- _How to complete this task_:
Your answer should repeat every line of the records below in which the word "screenshot" appears.

(Element data from apps and pages)
::::::

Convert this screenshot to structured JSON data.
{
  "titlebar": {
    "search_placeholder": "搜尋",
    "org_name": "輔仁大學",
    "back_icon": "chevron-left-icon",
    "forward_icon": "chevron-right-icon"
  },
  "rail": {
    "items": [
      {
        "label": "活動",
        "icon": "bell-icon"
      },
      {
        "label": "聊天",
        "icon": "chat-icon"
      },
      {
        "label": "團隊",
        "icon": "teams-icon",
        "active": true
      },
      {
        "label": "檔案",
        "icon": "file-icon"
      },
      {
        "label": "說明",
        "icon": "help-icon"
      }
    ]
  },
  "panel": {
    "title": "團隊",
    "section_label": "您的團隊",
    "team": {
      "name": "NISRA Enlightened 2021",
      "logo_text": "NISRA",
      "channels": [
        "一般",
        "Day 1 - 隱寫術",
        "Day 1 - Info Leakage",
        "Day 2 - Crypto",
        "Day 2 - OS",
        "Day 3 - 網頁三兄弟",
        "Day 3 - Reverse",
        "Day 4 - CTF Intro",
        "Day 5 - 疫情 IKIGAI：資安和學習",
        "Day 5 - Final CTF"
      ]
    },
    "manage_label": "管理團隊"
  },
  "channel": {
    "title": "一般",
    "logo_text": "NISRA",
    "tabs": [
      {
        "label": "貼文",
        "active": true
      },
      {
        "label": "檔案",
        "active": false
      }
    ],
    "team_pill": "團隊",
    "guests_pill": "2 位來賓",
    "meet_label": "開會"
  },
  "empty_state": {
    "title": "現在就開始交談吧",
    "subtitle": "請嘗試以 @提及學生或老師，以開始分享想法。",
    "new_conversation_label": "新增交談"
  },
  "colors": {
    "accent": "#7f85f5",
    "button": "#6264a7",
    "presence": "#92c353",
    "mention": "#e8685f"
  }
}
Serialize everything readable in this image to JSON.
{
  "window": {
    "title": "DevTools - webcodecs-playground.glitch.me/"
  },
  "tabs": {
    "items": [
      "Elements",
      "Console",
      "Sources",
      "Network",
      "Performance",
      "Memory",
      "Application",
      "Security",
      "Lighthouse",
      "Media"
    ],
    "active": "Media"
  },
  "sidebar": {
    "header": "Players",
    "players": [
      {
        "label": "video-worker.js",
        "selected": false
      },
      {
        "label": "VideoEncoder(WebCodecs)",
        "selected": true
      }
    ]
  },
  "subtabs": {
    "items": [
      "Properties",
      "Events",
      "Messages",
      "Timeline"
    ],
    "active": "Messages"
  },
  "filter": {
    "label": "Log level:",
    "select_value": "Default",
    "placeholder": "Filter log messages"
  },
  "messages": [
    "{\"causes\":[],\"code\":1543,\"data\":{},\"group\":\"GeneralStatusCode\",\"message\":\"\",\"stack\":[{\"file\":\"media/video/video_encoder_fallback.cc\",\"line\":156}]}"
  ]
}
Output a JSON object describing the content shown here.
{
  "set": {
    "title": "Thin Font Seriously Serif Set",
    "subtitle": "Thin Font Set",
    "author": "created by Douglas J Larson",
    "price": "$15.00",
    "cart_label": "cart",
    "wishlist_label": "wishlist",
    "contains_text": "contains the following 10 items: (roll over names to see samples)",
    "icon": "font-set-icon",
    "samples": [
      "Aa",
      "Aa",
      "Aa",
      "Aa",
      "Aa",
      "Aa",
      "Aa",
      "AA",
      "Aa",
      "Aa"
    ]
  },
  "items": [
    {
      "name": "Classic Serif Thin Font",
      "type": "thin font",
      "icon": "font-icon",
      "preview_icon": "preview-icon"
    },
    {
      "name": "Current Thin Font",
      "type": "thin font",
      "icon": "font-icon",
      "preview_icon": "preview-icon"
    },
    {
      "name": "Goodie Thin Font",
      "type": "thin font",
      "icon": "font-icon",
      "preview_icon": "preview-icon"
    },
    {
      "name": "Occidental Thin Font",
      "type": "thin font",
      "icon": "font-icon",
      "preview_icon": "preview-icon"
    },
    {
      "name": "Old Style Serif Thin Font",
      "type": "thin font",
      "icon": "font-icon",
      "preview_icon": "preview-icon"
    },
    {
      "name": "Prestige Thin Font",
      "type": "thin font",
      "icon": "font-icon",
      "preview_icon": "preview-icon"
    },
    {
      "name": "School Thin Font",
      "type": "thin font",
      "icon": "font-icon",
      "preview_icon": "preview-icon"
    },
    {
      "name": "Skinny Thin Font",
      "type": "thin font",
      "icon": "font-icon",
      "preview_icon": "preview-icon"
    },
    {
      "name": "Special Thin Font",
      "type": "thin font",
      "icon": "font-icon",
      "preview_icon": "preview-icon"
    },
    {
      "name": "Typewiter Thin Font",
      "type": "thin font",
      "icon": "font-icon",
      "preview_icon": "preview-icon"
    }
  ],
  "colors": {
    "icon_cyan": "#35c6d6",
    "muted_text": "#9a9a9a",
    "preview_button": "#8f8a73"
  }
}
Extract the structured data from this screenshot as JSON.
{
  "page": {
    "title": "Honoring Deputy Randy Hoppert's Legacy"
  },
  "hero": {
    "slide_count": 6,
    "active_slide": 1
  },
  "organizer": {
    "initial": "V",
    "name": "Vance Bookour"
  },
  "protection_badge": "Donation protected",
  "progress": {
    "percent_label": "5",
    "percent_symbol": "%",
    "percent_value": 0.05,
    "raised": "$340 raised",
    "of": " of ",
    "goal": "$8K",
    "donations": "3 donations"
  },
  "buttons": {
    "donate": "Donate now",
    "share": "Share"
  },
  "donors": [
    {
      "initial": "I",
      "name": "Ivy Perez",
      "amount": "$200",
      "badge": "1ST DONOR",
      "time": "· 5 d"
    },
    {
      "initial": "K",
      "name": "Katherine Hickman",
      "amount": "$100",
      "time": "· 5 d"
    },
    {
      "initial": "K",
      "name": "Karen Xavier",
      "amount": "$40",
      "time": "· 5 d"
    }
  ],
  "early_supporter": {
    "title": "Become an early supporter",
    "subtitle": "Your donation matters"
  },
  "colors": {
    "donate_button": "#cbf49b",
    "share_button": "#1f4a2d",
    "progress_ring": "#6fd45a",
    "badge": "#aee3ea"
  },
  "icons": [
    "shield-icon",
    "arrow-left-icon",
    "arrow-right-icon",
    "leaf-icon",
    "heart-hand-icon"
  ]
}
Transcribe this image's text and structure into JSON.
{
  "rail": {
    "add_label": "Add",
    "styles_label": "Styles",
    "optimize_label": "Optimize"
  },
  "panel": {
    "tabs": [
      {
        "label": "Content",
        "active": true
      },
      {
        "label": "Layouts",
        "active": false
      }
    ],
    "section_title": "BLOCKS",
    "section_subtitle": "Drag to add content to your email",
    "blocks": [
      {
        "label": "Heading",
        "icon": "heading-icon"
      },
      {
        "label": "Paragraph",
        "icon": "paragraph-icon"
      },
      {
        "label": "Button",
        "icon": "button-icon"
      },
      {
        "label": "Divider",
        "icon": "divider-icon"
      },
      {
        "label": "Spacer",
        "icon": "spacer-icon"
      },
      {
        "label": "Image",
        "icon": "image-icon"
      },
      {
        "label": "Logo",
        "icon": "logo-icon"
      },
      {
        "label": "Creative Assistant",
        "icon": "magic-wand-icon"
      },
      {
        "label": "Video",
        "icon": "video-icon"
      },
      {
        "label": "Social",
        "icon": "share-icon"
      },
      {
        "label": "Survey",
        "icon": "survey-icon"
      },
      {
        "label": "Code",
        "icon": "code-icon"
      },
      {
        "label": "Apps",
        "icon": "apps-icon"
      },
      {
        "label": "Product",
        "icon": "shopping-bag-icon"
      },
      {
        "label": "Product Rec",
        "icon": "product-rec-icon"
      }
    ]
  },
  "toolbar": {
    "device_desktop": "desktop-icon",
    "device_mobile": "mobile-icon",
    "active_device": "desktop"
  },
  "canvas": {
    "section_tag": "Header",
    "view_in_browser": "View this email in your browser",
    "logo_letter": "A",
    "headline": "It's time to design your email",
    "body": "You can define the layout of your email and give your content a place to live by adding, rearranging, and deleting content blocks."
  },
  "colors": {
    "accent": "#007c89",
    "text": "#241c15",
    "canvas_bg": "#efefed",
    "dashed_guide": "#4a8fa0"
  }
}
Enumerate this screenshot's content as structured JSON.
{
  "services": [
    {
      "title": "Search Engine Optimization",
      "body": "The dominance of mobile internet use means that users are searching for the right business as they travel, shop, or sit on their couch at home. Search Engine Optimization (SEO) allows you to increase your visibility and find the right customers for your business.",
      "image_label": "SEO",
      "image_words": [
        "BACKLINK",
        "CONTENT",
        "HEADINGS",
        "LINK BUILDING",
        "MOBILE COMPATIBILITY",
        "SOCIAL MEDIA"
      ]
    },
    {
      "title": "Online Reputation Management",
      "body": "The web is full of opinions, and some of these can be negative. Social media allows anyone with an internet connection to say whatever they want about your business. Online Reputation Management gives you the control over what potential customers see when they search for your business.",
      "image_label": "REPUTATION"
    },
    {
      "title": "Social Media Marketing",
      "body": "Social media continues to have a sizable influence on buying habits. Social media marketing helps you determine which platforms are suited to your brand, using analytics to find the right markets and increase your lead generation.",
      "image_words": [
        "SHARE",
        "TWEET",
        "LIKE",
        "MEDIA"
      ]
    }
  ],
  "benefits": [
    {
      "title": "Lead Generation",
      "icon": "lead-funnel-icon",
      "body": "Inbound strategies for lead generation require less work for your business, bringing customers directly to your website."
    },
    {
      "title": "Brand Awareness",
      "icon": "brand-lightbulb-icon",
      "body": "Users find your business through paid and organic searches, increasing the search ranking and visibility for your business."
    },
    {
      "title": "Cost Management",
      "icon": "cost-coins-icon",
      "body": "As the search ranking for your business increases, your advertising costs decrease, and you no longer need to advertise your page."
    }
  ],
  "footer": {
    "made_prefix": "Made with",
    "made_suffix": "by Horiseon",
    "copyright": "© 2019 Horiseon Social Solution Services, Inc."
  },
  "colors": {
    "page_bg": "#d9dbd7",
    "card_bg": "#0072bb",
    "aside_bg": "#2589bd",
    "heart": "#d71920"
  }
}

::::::

- _Task solution_:
Convert this screenshot to structured JSON data.
Extract the structured data from this screenshot as JSON.
Enumerate this screenshot's content as structured JSON.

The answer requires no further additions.